#### Exercise aim
Determine how many lines below contain the word "text", then write that number by itself.

========

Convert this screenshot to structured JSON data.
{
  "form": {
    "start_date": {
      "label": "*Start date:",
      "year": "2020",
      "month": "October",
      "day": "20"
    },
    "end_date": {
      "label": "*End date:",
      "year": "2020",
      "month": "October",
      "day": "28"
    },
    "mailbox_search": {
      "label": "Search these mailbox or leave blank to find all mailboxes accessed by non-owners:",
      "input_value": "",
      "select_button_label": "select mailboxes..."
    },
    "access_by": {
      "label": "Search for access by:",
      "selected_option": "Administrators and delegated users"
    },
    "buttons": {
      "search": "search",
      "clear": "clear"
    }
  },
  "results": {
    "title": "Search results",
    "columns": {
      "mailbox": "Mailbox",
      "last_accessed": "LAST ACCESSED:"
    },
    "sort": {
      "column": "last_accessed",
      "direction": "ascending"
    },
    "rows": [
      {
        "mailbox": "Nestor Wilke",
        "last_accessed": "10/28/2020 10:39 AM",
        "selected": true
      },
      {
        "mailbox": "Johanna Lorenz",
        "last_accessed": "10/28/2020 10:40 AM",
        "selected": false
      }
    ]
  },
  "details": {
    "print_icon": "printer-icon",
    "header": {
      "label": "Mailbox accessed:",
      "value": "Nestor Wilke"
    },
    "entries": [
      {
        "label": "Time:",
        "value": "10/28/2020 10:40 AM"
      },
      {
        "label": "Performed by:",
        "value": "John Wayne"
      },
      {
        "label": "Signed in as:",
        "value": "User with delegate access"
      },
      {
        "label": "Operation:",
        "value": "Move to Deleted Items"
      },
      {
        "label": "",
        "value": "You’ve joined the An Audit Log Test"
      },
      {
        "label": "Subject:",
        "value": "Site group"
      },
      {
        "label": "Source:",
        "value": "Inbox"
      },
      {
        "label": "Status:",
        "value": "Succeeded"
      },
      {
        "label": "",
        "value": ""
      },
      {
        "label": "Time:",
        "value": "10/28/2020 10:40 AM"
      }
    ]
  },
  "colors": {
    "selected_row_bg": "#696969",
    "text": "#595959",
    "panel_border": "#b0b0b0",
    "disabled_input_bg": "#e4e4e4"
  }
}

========

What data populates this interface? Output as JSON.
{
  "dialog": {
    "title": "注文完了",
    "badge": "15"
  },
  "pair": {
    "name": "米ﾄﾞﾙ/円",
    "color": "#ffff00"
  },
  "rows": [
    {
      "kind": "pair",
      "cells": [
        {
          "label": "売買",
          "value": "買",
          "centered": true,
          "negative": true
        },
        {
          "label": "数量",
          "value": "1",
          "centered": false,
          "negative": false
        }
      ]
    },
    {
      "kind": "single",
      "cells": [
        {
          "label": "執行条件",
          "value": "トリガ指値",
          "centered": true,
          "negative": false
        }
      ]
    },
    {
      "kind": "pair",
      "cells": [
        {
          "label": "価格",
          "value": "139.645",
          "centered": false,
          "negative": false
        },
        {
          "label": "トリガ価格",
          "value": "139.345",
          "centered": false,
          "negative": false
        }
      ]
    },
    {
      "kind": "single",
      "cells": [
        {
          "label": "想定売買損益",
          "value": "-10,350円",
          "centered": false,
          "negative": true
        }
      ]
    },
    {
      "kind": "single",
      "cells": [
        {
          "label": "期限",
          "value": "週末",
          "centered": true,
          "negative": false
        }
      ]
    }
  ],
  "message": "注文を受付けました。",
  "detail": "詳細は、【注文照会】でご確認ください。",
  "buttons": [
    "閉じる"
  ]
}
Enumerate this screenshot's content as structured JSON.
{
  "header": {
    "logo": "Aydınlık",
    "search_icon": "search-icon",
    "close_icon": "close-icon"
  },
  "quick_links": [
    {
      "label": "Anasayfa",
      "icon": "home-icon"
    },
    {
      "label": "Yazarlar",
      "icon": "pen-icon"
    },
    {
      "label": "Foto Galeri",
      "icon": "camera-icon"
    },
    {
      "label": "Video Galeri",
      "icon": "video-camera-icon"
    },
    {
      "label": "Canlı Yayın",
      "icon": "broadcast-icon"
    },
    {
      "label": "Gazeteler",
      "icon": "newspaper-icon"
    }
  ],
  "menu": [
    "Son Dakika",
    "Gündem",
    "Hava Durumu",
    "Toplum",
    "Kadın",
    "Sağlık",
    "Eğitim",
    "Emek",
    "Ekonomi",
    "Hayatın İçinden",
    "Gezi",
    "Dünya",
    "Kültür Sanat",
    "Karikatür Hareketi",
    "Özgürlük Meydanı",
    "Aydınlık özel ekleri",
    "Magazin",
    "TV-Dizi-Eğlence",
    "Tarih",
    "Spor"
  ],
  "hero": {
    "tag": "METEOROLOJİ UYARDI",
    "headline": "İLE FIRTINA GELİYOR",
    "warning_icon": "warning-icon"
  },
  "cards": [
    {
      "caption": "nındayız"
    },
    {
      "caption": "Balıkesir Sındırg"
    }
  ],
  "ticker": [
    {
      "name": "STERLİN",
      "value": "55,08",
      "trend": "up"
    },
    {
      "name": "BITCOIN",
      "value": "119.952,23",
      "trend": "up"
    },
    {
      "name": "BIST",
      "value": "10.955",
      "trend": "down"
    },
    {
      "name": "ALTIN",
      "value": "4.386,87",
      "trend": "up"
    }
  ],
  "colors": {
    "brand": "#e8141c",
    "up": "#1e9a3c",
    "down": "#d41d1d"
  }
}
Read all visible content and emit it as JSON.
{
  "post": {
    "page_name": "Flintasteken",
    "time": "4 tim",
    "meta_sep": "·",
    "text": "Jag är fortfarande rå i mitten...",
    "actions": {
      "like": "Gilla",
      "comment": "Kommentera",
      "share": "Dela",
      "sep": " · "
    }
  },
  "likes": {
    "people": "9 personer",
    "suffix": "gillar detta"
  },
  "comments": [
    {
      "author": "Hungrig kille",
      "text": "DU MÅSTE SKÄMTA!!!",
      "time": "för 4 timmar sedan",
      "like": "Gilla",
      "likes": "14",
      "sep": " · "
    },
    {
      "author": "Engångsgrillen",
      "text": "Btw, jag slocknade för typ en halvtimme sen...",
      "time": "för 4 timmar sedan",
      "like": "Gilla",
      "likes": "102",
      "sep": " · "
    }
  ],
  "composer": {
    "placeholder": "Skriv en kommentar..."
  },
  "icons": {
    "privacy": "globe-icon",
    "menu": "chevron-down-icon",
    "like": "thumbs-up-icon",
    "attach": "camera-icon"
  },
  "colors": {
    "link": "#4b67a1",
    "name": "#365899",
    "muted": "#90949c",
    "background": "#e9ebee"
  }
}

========

#### Answer box
4